AbstractPrivate elementary schools in Mexico are usually seen by wealthy and middle-class families as an alternative to public education. However, private schools have not been seen until very recently as an academic alternative for the poor. In my dissertation, I used data on students from poor families (beneficiaries of Oportunidades program) attending sixth grade of elementary school, who participated in the Quality and Educational Achievement Test assessment 2009 (EXCALE06-2009), to evaluate if there is a private school advantage for the poor in Mathematics in Mexico. I also investigated the extent to what achievement differential is explained by important features of private schools, such as physical resources, school management, teacher quality, teaching practices and classroom organization, and peer group composition. I used propensity score-matching to correct for bias arising from the self-sorting of students into type of schools.
I concluded that private schools in Mexico offer a clear advantage for poor students in elementary education, even after accounting for selection bias. On average, private school students who are beneficiaries of Oportunidades program outperformed their public counterparts by 48 test points in Mathematics, or 48% of a standard deviation. The results passed different robustness checks and are technically reliable.
The 0.48 sd effect size of private school is larger relative to much of the existing literature, especially if it is compared to the results of true experiments or quasi-experiments of private schools conducted in the U.S. I hypothesize that these large results might have to do in part with two factors: the use of the right counterfactual for this research: poor students attending private urban schools; and the fact that students in the sample attending private schools are all beneficiaries of Oportunidades, a comprehensive poverty alleviation program. This might mean that the treatment under study is more complex than just private schooling.
After statistically accounting for selection bias, all of the remaining private school effect is accounted for by identifiable school factors. Peer group composition, school management, teacher practices and classroom organization, are the most important factors explaining the private school advantage in Mathematics in elementary schools in Mexico.
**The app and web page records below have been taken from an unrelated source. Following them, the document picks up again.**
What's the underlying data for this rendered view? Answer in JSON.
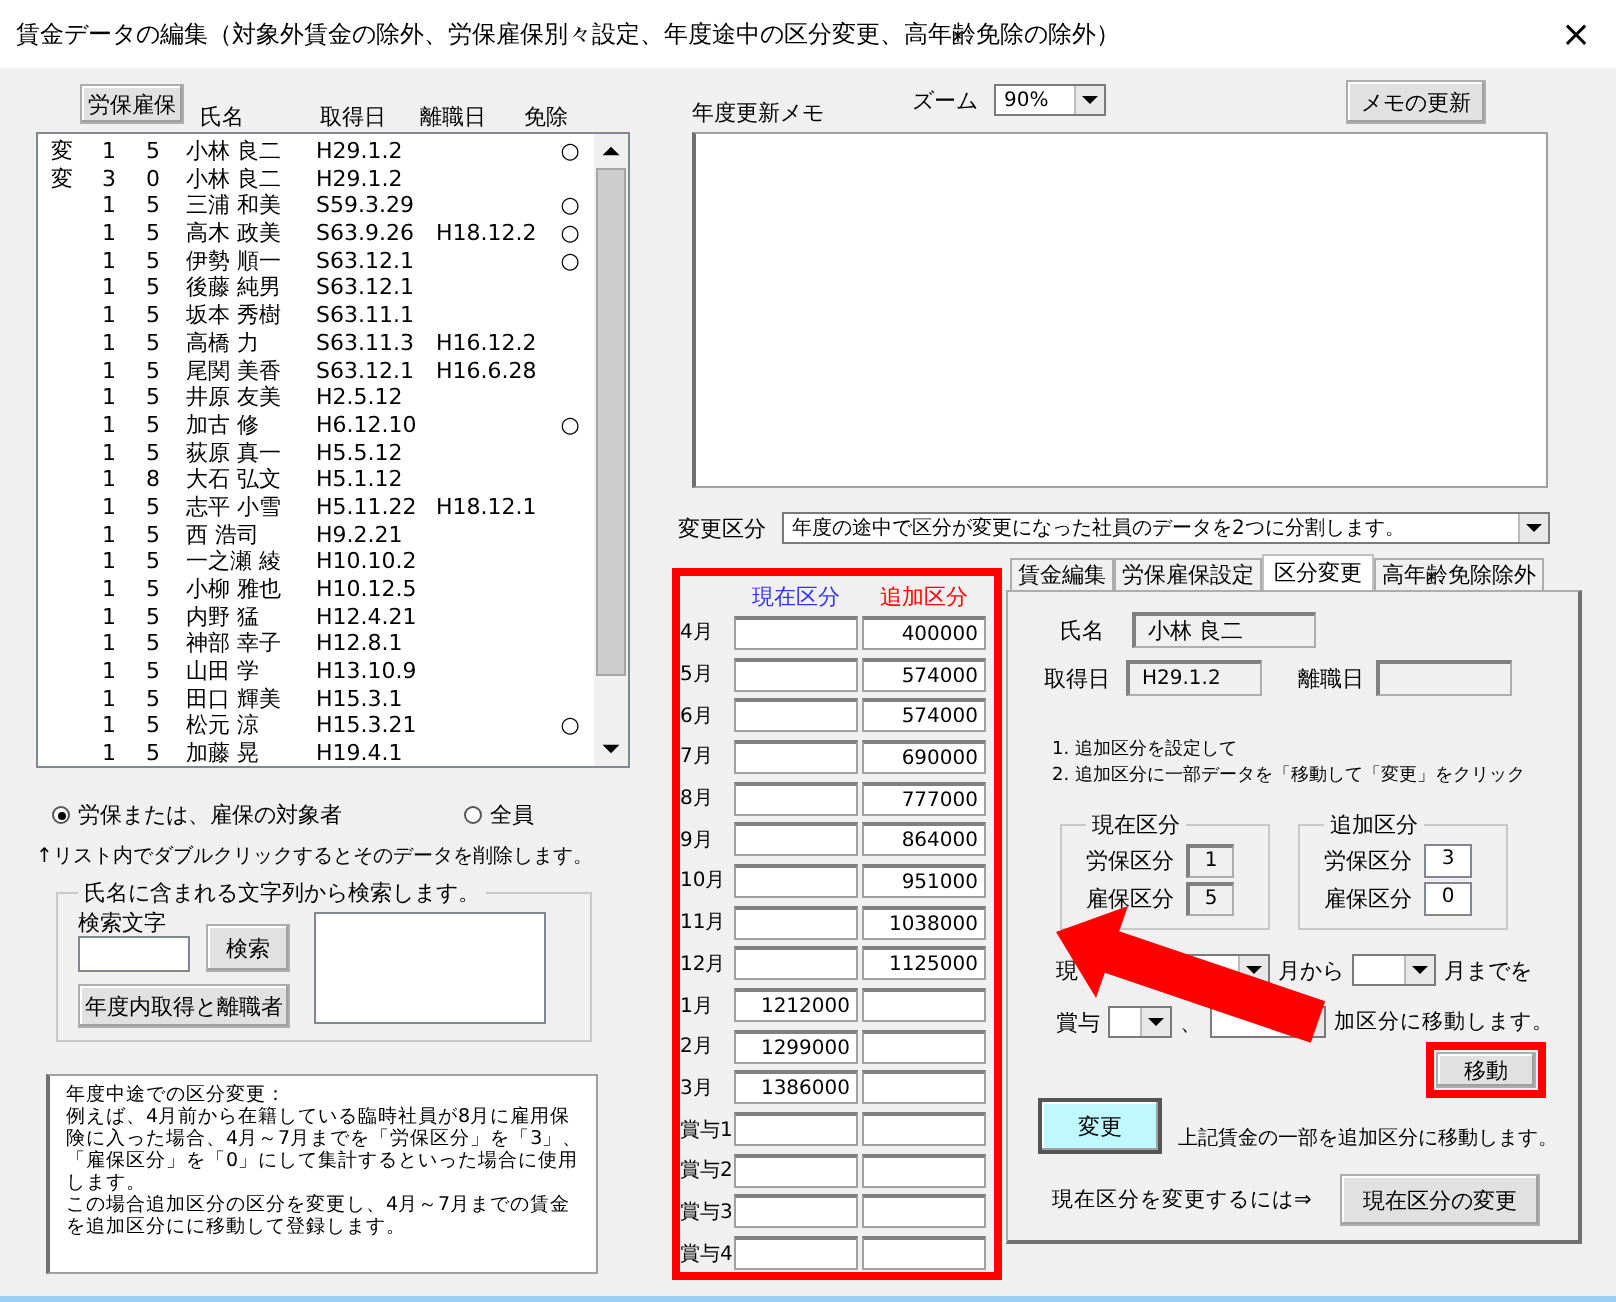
{
  "window": {
    "title": "賃金データの編集（対象外賃金の除外、労保雇保別々設定、年度途中の区分変更、高年齢免除の除外）",
    "close": "×"
  },
  "employee_list": {
    "filter_button": "労保雇保",
    "columns": [
      "氏名",
      "取得日",
      "離職日",
      "免除"
    ],
    "rows": [
      {
        "mark": "変",
        "c1": "1",
        "c2": "5",
        "name": "小林 良二",
        "acquired": "H29.1.2",
        "exempt": "○"
      },
      {
        "mark": "変",
        "c1": "3",
        "c2": "0",
        "name": "小林 良二",
        "acquired": "H29.1.2"
      },
      {
        "c1": "1",
        "c2": "5",
        "name": "三浦 和美",
        "acquired": "S59.3.29",
        "exempt": "○"
      },
      {
        "c1": "1",
        "c2": "5",
        "name": "高木 政美",
        "acquired": "S63.9.26",
        "left": "H18.12.2",
        "exempt": "○"
      },
      {
        "c1": "1",
        "c2": "5",
        "name": "伊勢 順一",
        "acquired": "S63.12.1",
        "exempt": "○"
      },
      {
        "c1": "1",
        "c2": "5",
        "name": "後藤 純男",
        "acquired": "S63.12.1"
      },
      {
        "c1": "1",
        "c2": "5",
        "name": "坂本 秀樹",
        "acquired": "S63.11.1"
      },
      {
        "c1": "1",
        "c2": "5",
        "name": "高橋 力",
        "acquired": "S63.11.3",
        "left": "H16.12.2"
      },
      {
        "c1": "1",
        "c2": "5",
        "name": "尾関 美香",
        "acquired": "S63.12.1",
        "left": "H16.6.28"
      },
      {
        "c1": "1",
        "c2": "5",
        "name": "井原 友美",
        "acquired": "H2.5.12"
      },
      {
        "c1": "1",
        "c2": "5",
        "name": "加古 修",
        "acquired": "H6.12.10",
        "exempt": "○"
      },
      {
        "c1": "1",
        "c2": "5",
        "name": "荻原 真一",
        "acquired": "H5.5.12"
      },
      {
        "c1": "1",
        "c2": "8",
        "name": "大石 弘文",
        "acquired": "H5.1.12"
      },
      {
        "c1": "1",
        "c2": "5",
        "name": "志平 小雪",
        "acquired": "H5.11.22",
        "left": "H18.12.1"
      },
      {
        "c1": "1",
        "c2": "5",
        "name": "西 浩司",
        "acquired": "H9.2.21"
      },
      {
        "c1": "1",
        "c2": "5",
        "name": "一之瀬 綾",
        "acquired": "H10.10.2"
      },
      {
        "c1": "1",
        "c2": "5",
        "name": "小柳 雅也",
        "acquired": "H10.12.5"
      },
      {
        "c1": "1",
        "c2": "5",
        "name": "内野 猛",
        "acquired": "H12.4.21"
      },
      {
        "c1": "1",
        "c2": "5",
        "name": "神部 幸子",
        "acquired": "H12.8.1"
      },
      {
        "c1": "1",
        "c2": "5",
        "name": "山田 学",
        "acquired": "H13.10.9"
      },
      {
        "c1": "1",
        "c2": "5",
        "name": "田口 輝美",
        "acquired": "H15.3.1"
      },
      {
        "c1": "1",
        "c2": "5",
        "name": "松元 涼",
        "acquired": "H15.3.21",
        "exempt": "○"
      },
      {
        "c1": "1",
        "c2": "5",
        "name": "加藤 晃",
        "acquired": "H19.4.1"
      }
    ]
  },
  "filter_radios": [
    {
      "label": "労保または、雇保の対象者",
      "selected": true
    },
    {
      "label": "全員",
      "selected": false
    }
  ],
  "list_hint": "↑リスト内でダブルクリックするとそのデータを削除します。",
  "search_group": {
    "legend": "氏名に含まれる文字列から検索します。",
    "field_label": "検索文字",
    "search_button": "検索",
    "list_button": "年度内取得と離職者"
  },
  "explanation": [
    "年度中途での区分変更：",
    "例えば、4月前から在籍している臨時社員が8月に雇用保険に入った場合、4月～7月までを「労保区分」を「3」、「雇保区分」を「0」にして集計するといった場合に使用します。",
    "この場合追加区分の区分を変更し、4月～7月までの賃金を追加区分にに移動して登録します。"
  ],
  "memo": {
    "label": "年度更新メモ",
    "zoom_label": "ズーム",
    "zoom_value": "90%",
    "update_button": "メモの更新"
  },
  "change_type": {
    "label": "変更区分",
    "value": "年度の途中で区分が変更になった社員のデータを2つに分割します。"
  },
  "wages": {
    "current_header": "現在区分",
    "added_header": "追加区分",
    "rows": [
      {
        "month": "4月",
        "added": "400000"
      },
      {
        "month": "5月",
        "added": "574000"
      },
      {
        "month": "6月",
        "added": "574000"
      },
      {
        "month": "7月",
        "added": "690000"
      },
      {
        "month": "8月",
        "added": "777000"
      },
      {
        "month": "9月",
        "added": "864000"
      },
      {
        "month": "10月",
        "added": "951000"
      },
      {
        "month": "11月",
        "added": "1038000"
      },
      {
        "month": "12月",
        "added": "1125000"
      },
      {
        "month": "1月",
        "current": "1212000"
      },
      {
        "month": "2月",
        "current": "1299000"
      },
      {
        "month": "3月",
        "current": "1386000"
      },
      {
        "month": "賞与1"
      },
      {
        "month": "賞与2"
      },
      {
        "month": "賞与3"
      },
      {
        "month": "賞与4"
      }
    ]
  },
  "tabs": [
    {
      "label": "賃金編集",
      "selected": false
    },
    {
      "label": "労保雇保設定",
      "selected": false
    },
    {
      "label": "区分変更",
      "selected": true
    },
    {
      "label": "高年齢免除除外",
      "selected": false
    }
  ],
  "division_tab": {
    "name_label": "氏名",
    "name_value": "小林 良二",
    "acquired_label": "取得日",
    "acquired_value": "H29.1.2",
    "left_label": "離職日",
    "steps": [
      "1. 追加区分を設定して",
      "2. 追加区分に一部データを「移動して「変更」をクリック"
    ],
    "current_group": {
      "legend": "現在区分",
      "rows": [
        {
          "label": "労保区分",
          "value": "1"
        },
        {
          "label": "雇保区分",
          "value": "5"
        }
      ]
    },
    "added_group": {
      "legend": "追加区分",
      "rows": [
        {
          "label": "労保区分",
          "value": "3"
        },
        {
          "label": "雇保区分",
          "value": "0"
        }
      ]
    },
    "month_range": {
      "prefix": "現",
      "from_suffix": "月から",
      "to_suffix": "月までを"
    },
    "bonus_range": {
      "prefix": "賞与",
      "separator": "、",
      "suffix": "加区分に移動します。"
    },
    "move_button": "移動",
    "change_button": "変更",
    "change_note": "上記賃金の一部を追加区分に移動します。",
    "current_change_label": "現在区分を変更するには⇒",
    "current_change_button": "現在区分の変更"
  }
}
Citable link to this pagehttp://nrs.harvard.edu/urn-3:HUL.InstRepos:14121808